WHAT THE TASK ASKS. Your result should be every line of the records below that contains the word "prefix".

Source data:
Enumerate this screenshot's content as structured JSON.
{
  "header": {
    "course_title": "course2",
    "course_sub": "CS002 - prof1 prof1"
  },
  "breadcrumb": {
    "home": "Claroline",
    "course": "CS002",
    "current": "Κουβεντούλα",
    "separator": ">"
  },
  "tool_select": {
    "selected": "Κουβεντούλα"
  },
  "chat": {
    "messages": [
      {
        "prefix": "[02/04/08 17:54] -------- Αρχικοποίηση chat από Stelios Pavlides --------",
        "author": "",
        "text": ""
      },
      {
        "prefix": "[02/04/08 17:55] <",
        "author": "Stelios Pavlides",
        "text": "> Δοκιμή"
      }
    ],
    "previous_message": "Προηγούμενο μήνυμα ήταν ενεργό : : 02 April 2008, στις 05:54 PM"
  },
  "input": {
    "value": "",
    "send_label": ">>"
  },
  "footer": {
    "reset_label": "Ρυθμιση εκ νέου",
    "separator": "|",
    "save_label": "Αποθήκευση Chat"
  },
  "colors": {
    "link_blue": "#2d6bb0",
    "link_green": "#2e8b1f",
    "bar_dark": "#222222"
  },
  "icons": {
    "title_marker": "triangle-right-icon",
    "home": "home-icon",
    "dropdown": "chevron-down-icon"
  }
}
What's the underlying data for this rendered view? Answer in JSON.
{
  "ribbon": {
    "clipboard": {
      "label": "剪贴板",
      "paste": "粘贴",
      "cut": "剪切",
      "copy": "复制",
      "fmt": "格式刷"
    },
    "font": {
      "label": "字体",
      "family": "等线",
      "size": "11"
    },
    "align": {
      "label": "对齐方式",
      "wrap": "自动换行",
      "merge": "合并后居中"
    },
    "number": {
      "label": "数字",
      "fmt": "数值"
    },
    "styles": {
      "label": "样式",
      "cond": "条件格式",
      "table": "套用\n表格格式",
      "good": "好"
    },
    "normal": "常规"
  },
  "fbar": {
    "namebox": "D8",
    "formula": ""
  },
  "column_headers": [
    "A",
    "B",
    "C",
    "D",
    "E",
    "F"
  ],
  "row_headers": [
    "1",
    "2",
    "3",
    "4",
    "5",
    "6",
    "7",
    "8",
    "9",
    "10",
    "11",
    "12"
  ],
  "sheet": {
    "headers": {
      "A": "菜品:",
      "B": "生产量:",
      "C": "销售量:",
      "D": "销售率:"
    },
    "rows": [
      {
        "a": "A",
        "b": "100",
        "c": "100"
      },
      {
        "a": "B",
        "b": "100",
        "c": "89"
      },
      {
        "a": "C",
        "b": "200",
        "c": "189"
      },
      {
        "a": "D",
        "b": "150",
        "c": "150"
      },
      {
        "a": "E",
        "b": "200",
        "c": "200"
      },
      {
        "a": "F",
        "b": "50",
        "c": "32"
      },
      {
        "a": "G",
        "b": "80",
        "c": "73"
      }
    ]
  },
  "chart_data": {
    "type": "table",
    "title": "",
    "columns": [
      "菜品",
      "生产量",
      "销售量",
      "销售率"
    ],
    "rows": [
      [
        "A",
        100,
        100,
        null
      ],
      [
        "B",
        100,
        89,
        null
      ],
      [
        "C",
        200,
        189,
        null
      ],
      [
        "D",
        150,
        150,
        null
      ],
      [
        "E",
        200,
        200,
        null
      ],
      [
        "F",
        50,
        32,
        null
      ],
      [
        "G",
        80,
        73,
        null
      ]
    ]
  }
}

WRITTEN RESPONSE.
        "prefix": "[02/04/08 17:54] -------- Αρχικοποίηση chat από Stelios Pavlides --------",
        "prefix": "[02/04/08 17:55] <",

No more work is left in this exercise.